The Green Falcons started the tournament at top speed. They came in as one of the cup favorites and in their opening two matches illustrated why. A 4-0 thrashing of North Korea was backed up with a relatively simple 2-0 victory over Lebanon. Understandably, that raised hopes that Juan Antonio Pizzi’s men could go all the way in the UAE. Alas, it was not to be as a 2-0 defeat to Qatar in their last group clash left them with a tricky tie against Japan. For all their efforts Saudi Arabia were unable to find the back of the net, the lack of firepower upfront costing Pizzi’s team yet again.



BIGGEST SHOCK — South Korean sloppiness

Boosted by the arrival of Tottenham star Son Heung-Min, South Korea were rightly declared the pre-tournament favorites. They had firepower up front, intelligence and creativity in midfield, and experience at the back. In the four matches in the UAE so far, however, they have looked anything but potential champions.
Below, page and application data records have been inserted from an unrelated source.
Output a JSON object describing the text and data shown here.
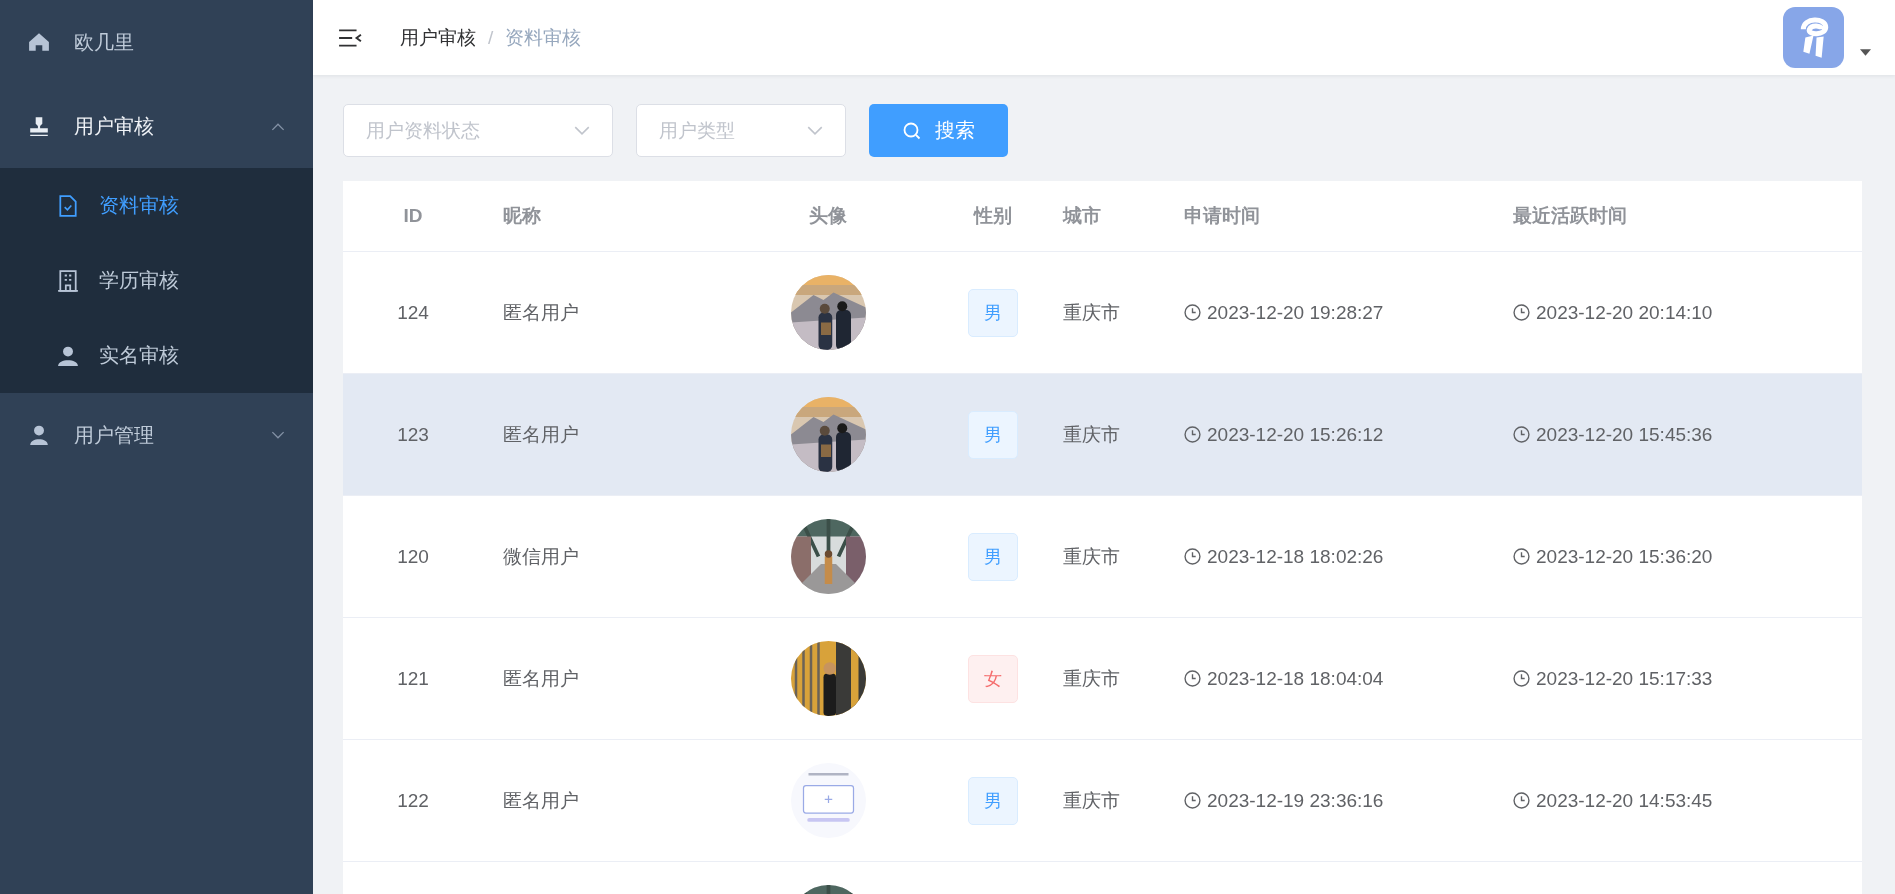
{
  "sidebar": {
    "items": [
      {
        "label": "欧几里"
      },
      {
        "label": "用户审核",
        "expanded": true,
        "children": [
          {
            "label": "资料审核",
            "selected": true
          },
          {
            "label": "学历审核",
            "selected": false
          },
          {
            "label": "实名审核",
            "selected": false
          }
        ]
      },
      {
        "label": "用户管理",
        "expanded": false
      }
    ]
  },
  "header": {
    "breadcrumb": [
      {
        "label": "用户审核",
        "current": false
      },
      {
        "label": "资料审核",
        "current": true
      }
    ],
    "separator": "/"
  },
  "filters": {
    "selects": [
      {
        "placeholder": "用户资料状态"
      },
      {
        "placeholder": "用户类型"
      }
    ],
    "search_button": "搜索"
  },
  "table": {
    "columns": [
      "ID",
      "昵称",
      "头像",
      "性别",
      "城市",
      "申请时间",
      "最近活跃时间"
    ],
    "rows": [
      {
        "id": "124",
        "nickname": "匿名用户",
        "gender": "男",
        "color": "#409eff",
        "city": "重庆市",
        "applied": "2023-12-20 19:28:27",
        "active": "2023-12-20 20:14:10",
        "selected": false
      },
      {
        "id": "123",
        "nickname": "匿名用户",
        "gender": "男",
        "color": "#409eff",
        "city": "重庆市",
        "applied": "2023-12-20 15:26:12",
        "active": "2023-12-20 15:45:36",
        "selected": true
      },
      {
        "id": "120",
        "nickname": "微信用户",
        "gender": "男",
        "color": "#409eff",
        "city": "重庆市",
        "applied": "2023-12-18 18:02:26",
        "active": "2023-12-20 15:36:20",
        "selected": false
      },
      {
        "id": "121",
        "nickname": "匿名用户",
        "gender": "女",
        "color": "#f56c6c",
        "city": "重庆市",
        "applied": "2023-12-18 18:04:04",
        "active": "2023-12-20 15:17:33",
        "selected": false
      },
      {
        "id": "122",
        "nickname": "匿名用户",
        "gender": "男",
        "color": "#409eff",
        "city": "重庆市",
        "applied": "2023-12-19 23:36:16",
        "active": "2023-12-20 14:53:45",
        "selected": false
      },
      {
        "selected": false
      }
    ]
  }
}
They labored to beat Kyrgyzstan, the Philippines and China in the group stage before almost being shocked by part-timers Bahrain in the second round. South Korea now face Qatar in the last eight and, as Son said after their extra-time win over Bahrain, they need to significantly improve if they are to avoid a shock exit before the semis.



UNDER PRESSURE — Alberto Zaccheroni and the UAE



The Whites owe their place in the last eight to luck more than skill. In some ways that is not a surprise — the hosts came into the tournament without their talisman, the injured Omar Abdulrahman, and on the back of a patchy run of form. But, still, the performances on home soil have been underwhelming to say the least. That was summed up with their extra-time win over Kyrgyzstan, who were playing in their first Asian Cup. It was a far-from-convincing performance and Central Asians were unlucky not to beat Zaccheroni’s side. The UAE will have to deliver their best performance for some time if they are to progress further. Their opponents, Australia, have also performed poorly, which may offer them some encouragement.



BEST HIGHLIGHT — The mighty minnows

The big guns have not had it all their own way. That may annoy their fans, but it does show that Asian football is improving. Only a few years ago the idea that Kyrgyzstan, Bahrain and Jordan would look the equals of Australia and Co. would have seemed fanciful. But in the past two weeks the standard shown by the so-called lesser lights has been impressive — and great to watch. Last summer five Asian teams appeared at the World Cup for the first time and it was hoped that showing would act as a springboard for further progress across the continent. On the evidence of the action in the UAE that wish could be coming true.

 

PREDICTIONS